• What you are asked to do
The expected result is an exact restatement of the data, free of pictures.

• Source material

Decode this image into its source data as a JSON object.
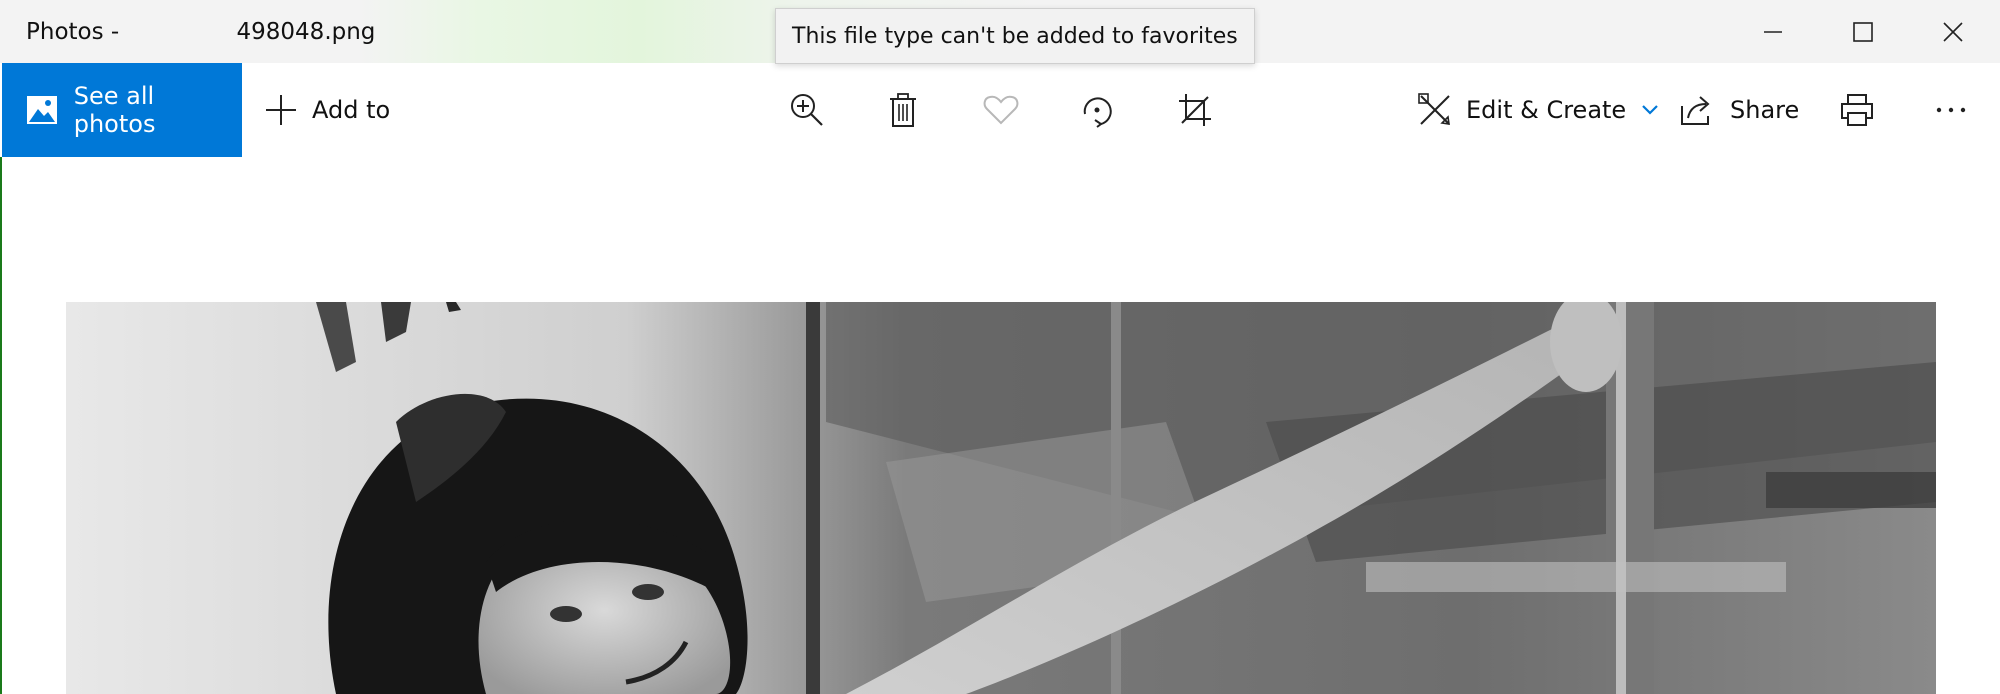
{
  "window": {
    "app_name": "Photos - ",
    "file_name": "498048.png"
  },
  "toolbar": {
    "see_all_label": "See all photos",
    "add_to_label": "Add to",
    "edit_create_label": "Edit & Create",
    "share_label": "Share",
    "icons": [
      "zoom-in-icon",
      "delete-icon",
      "favorite-icon",
      "rotate-icon",
      "crop-icon",
      "print-icon",
      "more-icon"
    ]
  },
  "tooltip": {
    "text": "This file type can't be added to favorites"
  },
  "colors": {
    "accent": "#0078d7",
    "titlebar_bg": "#f3f3f3",
    "disabled_icon": "#b8b8b8"
  }
}
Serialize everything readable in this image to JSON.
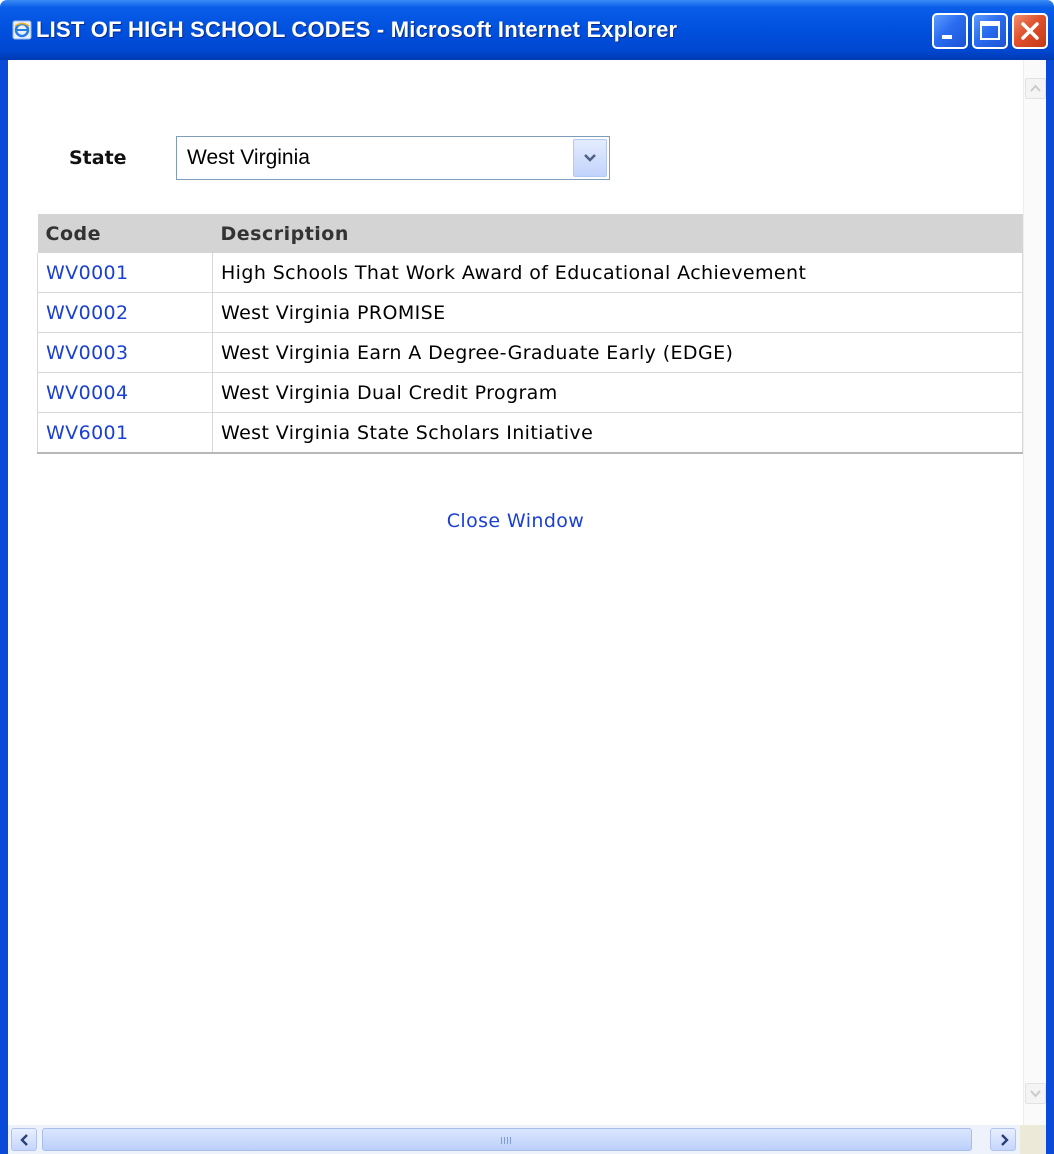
{
  "window": {
    "title": "LIST OF HIGH SCHOOL CODES - Microsoft Internet Explorer",
    "title_bar_color": "#0050de",
    "close_button_color": "#e0502c"
  },
  "form": {
    "state_label": "State",
    "state_selected": "West Virginia"
  },
  "table": {
    "headers": {
      "code": "Code",
      "description": "Description"
    },
    "rows": [
      {
        "code": "WV0001",
        "description": "High Schools That Work Award of Educational Achievement"
      },
      {
        "code": "WV0002",
        "description": "West Virginia PROMISE"
      },
      {
        "code": "WV0003",
        "description": "West Virginia Earn A Degree-Graduate Early (EDGE)"
      },
      {
        "code": "WV0004",
        "description": "West Virginia Dual Credit Program"
      },
      {
        "code": "WV6001",
        "description": "West Virginia State Scholars Initiative"
      }
    ],
    "link_color": "#1a3fd4",
    "header_bg": "#d4d4d4"
  },
  "footer": {
    "close_label": "Close Window"
  },
  "icons": {
    "title": "ie-icon",
    "minimize": "minimize-icon",
    "maximize": "maximize-icon",
    "close": "close-icon",
    "dropdown": "chevron-down-icon"
  }
}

• Final answer
Decode this image into its source data as a JSON object.
{
  "window": {
    "app_name": "Photos - ",
    "file_name": "498048.png"
  },
  "toolbar": {
    "see_all_label": "See all photos",
    "add_to_label": "Add to",
    "edit_create_label": "Edit & Create",
    "share_label": "Share",
    "icons": [
      "zoom-in-icon",
      "delete-icon",
      "favorite-icon",
      "rotate-icon",
      "crop-icon",
      "print-icon",
      "more-icon"
    ]
  },
  "tooltip": {
    "text": "This file type can't be added to favorites"
  },
  "colors": {
    "accent": "#0078d7",
    "titlebar_bg": "#f3f3f3",
    "disabled_icon": "#b8b8b8"
  }
}
Serialize everything readable in this image to JSON.
{
  "window": {
    "title": "LIST OF HIGH SCHOOL CODES - Microsoft Internet Explorer",
    "title_bar_color": "#0050de",
    "close_button_color": "#e0502c"
  },
  "form": {
    "state_label": "State",
    "state_selected": "West Virginia"
  },
  "table": {
    "headers": {
      "code": "Code",
      "description": "Description"
    },
    "rows": [
      {
        "code": "WV0001",
        "description": "High Schools That Work Award of Educational Achievement"
      },
      {
        "code": "WV0002",
        "description": "West Virginia PROMISE"
      },
      {
        "code": "WV0003",
        "description": "West Virginia Earn A Degree-Graduate Early (EDGE)"
      },
      {
        "code": "WV0004",
        "description": "West Virginia Dual Credit Program"
      },
      {
        "code": "WV6001",
        "description": "West Virginia State Scholars Initiative"
      }
    ],
    "link_color": "#1a3fd4",
    "header_bg": "#d4d4d4"
  },
  "footer": {
    "close_label": "Close Window"
  },
  "icons": {
    "title": "ie-icon",
    "minimize": "minimize-icon",
    "maximize": "maximize-icon",
    "close": "close-icon",
    "dropdown": "chevron-down-icon"
  }
}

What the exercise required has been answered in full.